Mention the word
"Bamboula" and few Virgin Islanders today will know what you're talking about. We once
did. The Bamboula was an African-derived dance, music and drumming tradition that flourished in the
Virgin Islands prior to the 20th century; it is cousin to the "Bomba,”
an African-inspired folkloric tradition that still thrives in Puerto Rico.
The drummer and
dancer in these photos were members of a Puerto Rican dance company that visited St. Croix during
the late eighties. I photographed them near the Christiansted wharf. While performing, the drummer
chanted praises of the Bamboula.
"can be traced" to the Congo River region of Africa writes Margot Lieth-Phillip, Ph.D, in
the preface of
Zoop, Zoop, Zoop: Traditional Music and folklore of St. Croix,
and St. John. Some researchers speculate the Bamboula might have also made its way to New
I was in my twenties
when I first heard about the Bamboula. I "discovered" it while reading
Redemption, a book by well-known Crucian author and political activist Mario Moorehead.
Moorehead credits the Bamboula for adding spice and zest to the Quadrille, a dance of European
origin that was introduced in the 18th and 19th century.
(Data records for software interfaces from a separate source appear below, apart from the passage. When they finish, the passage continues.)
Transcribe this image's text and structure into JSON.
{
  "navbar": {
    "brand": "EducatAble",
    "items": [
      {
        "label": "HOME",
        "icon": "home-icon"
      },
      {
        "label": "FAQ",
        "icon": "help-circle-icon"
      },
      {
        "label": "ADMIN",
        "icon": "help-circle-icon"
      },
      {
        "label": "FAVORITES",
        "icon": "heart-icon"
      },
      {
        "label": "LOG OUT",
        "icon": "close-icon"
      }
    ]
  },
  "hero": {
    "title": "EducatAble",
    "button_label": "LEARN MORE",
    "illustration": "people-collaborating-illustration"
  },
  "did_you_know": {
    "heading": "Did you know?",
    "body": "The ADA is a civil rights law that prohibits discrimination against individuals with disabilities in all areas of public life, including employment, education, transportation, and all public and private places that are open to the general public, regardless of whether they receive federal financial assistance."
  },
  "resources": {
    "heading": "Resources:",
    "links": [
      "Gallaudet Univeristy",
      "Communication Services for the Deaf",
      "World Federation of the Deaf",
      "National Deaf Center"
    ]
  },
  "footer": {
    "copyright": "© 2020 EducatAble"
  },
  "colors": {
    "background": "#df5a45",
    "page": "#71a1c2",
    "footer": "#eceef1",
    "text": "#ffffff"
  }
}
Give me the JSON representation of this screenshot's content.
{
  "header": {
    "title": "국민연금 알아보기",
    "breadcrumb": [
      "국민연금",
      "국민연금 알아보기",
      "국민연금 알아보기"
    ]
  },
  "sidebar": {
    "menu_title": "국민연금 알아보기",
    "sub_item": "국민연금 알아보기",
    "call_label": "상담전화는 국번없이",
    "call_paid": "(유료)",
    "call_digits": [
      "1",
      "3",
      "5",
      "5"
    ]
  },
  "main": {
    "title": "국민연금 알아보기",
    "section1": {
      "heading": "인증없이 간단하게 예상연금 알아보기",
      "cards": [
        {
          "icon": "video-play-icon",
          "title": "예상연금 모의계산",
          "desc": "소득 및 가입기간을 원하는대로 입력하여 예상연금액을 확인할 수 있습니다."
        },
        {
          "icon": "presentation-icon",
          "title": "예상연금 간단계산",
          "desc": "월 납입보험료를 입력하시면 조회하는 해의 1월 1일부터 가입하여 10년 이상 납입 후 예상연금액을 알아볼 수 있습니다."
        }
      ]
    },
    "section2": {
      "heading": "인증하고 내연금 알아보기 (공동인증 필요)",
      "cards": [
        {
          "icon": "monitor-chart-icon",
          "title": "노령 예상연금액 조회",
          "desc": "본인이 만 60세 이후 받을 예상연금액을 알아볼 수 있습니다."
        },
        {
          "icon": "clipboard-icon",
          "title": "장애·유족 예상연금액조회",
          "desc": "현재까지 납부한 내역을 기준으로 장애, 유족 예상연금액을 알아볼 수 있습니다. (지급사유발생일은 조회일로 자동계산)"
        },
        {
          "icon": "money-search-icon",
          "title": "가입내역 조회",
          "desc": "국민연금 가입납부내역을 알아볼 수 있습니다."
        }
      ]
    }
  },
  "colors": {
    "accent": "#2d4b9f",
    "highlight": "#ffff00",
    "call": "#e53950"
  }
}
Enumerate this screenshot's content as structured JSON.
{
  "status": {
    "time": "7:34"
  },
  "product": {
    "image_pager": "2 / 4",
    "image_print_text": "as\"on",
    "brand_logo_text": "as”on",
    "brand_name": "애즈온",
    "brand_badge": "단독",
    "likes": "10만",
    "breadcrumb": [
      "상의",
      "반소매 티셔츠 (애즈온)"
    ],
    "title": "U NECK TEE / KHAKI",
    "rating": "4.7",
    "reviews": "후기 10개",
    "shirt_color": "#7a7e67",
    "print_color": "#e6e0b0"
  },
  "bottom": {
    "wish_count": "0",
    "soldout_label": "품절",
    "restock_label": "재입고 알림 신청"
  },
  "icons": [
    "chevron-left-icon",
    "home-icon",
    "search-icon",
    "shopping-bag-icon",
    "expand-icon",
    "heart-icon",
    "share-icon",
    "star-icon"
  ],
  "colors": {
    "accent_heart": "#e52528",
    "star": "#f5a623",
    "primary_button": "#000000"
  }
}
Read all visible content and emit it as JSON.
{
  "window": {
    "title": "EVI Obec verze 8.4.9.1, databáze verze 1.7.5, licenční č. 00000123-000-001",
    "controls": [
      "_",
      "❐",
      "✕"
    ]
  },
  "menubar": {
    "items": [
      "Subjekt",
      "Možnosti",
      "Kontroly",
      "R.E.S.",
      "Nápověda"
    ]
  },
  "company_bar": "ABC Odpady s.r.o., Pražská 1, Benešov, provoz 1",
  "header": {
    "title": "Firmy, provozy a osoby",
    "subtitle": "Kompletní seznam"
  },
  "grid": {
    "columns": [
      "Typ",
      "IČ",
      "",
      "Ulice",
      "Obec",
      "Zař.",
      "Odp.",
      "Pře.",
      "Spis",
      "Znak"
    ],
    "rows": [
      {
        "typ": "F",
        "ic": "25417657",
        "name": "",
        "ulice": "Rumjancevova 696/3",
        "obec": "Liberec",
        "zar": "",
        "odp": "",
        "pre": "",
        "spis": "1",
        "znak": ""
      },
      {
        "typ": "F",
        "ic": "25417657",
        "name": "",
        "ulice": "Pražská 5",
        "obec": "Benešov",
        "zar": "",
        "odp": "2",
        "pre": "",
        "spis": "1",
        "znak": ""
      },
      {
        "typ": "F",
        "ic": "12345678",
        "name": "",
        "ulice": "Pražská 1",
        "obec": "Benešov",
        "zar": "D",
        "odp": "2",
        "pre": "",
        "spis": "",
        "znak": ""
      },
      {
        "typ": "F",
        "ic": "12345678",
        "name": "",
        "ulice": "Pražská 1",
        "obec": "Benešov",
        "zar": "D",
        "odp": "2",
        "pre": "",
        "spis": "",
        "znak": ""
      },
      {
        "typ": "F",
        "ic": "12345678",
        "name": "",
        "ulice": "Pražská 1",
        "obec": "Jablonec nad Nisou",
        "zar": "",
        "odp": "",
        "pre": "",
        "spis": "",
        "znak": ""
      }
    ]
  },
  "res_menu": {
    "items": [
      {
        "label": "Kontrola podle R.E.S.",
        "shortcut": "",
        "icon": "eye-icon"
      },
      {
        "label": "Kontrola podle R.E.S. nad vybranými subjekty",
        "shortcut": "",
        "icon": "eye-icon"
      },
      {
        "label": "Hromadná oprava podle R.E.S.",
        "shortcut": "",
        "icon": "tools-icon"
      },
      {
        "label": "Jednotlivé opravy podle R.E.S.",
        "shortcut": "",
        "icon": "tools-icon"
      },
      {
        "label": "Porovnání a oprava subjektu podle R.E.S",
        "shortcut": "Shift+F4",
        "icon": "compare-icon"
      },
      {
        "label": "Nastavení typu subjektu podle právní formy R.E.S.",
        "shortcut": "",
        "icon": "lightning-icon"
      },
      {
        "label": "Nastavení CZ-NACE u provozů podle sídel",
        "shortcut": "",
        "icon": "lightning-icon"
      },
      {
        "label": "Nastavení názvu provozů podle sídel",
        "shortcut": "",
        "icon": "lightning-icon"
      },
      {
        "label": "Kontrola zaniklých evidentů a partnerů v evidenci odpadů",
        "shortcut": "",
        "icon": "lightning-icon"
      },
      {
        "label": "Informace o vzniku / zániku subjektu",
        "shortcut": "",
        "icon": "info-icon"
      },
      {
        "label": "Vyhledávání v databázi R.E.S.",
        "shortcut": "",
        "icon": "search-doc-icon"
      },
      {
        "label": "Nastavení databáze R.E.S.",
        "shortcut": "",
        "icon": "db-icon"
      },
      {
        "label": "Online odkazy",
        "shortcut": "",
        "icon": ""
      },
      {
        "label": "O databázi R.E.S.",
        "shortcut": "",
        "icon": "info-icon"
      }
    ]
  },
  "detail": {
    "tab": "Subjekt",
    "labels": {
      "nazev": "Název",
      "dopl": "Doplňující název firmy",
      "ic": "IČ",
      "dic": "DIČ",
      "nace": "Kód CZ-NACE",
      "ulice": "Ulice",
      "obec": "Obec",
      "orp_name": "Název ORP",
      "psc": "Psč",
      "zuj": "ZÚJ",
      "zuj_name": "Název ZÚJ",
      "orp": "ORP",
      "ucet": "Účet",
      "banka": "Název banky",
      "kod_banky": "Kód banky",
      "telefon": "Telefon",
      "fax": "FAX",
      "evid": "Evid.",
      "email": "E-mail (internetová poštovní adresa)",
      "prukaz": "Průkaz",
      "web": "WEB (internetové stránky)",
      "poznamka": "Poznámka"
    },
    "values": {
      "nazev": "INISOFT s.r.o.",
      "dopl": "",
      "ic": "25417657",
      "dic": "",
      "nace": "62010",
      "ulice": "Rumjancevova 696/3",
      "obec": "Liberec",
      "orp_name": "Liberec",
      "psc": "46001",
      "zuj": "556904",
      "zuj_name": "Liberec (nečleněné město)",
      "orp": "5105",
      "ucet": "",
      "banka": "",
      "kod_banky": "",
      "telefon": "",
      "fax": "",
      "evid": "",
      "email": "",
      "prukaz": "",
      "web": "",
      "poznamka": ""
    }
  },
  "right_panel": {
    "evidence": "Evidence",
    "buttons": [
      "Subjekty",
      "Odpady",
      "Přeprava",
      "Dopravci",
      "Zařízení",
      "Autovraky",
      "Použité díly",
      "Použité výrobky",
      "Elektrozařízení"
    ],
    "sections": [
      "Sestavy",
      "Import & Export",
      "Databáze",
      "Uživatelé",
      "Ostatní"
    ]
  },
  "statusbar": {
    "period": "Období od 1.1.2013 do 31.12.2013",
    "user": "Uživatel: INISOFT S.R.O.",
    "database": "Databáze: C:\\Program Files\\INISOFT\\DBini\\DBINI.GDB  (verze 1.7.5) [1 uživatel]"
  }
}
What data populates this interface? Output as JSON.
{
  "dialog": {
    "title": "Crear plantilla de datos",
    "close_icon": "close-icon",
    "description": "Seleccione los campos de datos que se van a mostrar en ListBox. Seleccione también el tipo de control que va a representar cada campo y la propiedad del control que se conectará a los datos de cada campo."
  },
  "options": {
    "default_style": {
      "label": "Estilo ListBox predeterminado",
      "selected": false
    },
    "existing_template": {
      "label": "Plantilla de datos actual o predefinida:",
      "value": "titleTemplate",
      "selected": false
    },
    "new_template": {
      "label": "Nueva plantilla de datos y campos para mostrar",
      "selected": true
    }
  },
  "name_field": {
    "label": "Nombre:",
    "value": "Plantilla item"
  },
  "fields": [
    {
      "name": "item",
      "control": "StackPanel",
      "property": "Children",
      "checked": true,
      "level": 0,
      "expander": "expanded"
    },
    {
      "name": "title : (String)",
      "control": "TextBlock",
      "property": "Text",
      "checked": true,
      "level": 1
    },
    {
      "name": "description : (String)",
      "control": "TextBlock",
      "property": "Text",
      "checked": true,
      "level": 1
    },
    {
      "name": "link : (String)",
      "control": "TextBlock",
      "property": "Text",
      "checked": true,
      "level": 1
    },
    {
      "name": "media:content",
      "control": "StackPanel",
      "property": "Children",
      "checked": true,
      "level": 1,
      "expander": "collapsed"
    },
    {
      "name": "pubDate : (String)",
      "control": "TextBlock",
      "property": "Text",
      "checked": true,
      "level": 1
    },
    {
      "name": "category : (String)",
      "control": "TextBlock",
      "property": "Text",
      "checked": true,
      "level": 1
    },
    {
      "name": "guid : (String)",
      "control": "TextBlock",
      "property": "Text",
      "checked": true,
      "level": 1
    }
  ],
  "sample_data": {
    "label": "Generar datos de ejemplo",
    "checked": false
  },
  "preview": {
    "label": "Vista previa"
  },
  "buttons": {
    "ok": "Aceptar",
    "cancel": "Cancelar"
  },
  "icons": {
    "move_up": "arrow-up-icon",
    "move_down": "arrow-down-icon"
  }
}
Unlike the Bamboula, the Quadrille is still
performed in the Virgin Islands today on a regular basis.
But the Bamboula was
not merely a form of entertainment. In the book
Old Time Masquerading in the Virgin Islands by Robert Nichols, a local Virgin Islander named
Chas Emmanuel says: "the bamboula functioned as the eyes and the ears of the society and served
both as a local tabloid and scandal sheet rolled into one."
became of this art form? Nichols says "strong
social pressure" from the colonial establishment led to the decline of the Bamboula as a
Interview with legendary Cariso Master, Leona Watson: There
are many references to Queen Victoria (1819 – 1901), the British Monarch, in many cariso songs.
Queen Victoria was often described as being a “dirty, brutish woman” who smelled like a